Some rebels are taking part in peace talks, but the SLA is not
Sudanese soldiers have been fighting with rebels in the Darfur region in recent days, the army has confirmed.
The clashes, in Korma in northern Darfur, were the first major battles since a UN commander said last month that the region was no longer at war.
The joint African Union-United Nations force Unamid is investigating.
Sudanese officials say 10,000 people have died since the conflict broke out in 2003. The UN says 300,000 have died and 2.7 million have been displaced.
From 2003 to 2005, when the conflict was at its height, aid agencies labelled the situation in Darfur as the world's worst humanitarian crisis.

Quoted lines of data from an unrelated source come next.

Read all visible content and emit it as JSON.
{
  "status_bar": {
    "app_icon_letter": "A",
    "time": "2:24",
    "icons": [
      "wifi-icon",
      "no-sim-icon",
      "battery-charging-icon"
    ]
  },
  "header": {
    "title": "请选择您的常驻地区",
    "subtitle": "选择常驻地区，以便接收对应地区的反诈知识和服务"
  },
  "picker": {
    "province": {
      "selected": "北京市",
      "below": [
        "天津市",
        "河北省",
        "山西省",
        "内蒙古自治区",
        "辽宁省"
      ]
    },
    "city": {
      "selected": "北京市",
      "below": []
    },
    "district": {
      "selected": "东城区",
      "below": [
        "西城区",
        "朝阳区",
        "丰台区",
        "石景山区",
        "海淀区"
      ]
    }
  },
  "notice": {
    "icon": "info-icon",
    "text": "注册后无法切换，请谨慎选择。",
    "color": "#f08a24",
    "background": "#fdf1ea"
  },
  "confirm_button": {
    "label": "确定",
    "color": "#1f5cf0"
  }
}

A faction of the main rebel group, the Sudan Liberation Army (SLA), said the latest clashes broke out on Thursday and continued into Friday.
The group said 20 civilians were killed during the fighting.
In a statement, the Sudanese military confirmed the clashes but said nothing about casualties.
The statement said only that government forces had "purged the areas of the remnants" of the SLA.
None of the claims have yet been independently verified.
Unamid said it was planning to send an investigation team to the area.
"We are waiting to sent an urgent mission there to verify and assess the security and humanitarian situation," said spokesman Nourredine Mezni.
The clashes are the first of any note since Unamid's outgoing military commander Gen Martin Agwai said the war in Darfur was effectively over.
The Nigerian officer characterised the violence in Sudan's Western province as closer to criminality than an outright war.
Next month peace talks on Darfur will continue in the Qatari capital Doha.
But the BBC's James Copnall in Sudan says Abdel Wahid Mohamed el-Nur, leader of the SLA faction involved in the recent clashes, has made it clear he is very unlikely to attend.
On Sunday President Omar al-Bashir appealed to all the armed movements in Darfur to join the talks.
He called on "the remaining sons of Darfur who took up arms against the government" to stop fighting and join the peace process.
The war broke out in the arid and impoverished region early in 2003 when rebel groups attacked government targets, accusing Khartoum of oppressing black Africans in favour of Arabs.
Pro-government militiamen hit back with brutal force, which the US and some rights groups have labelled genocide.
Khartoum denies supporting the militias, but the international court in The Hague issued an arrest warrant earlier this year for Mr Bashir, accusing him of war crimes.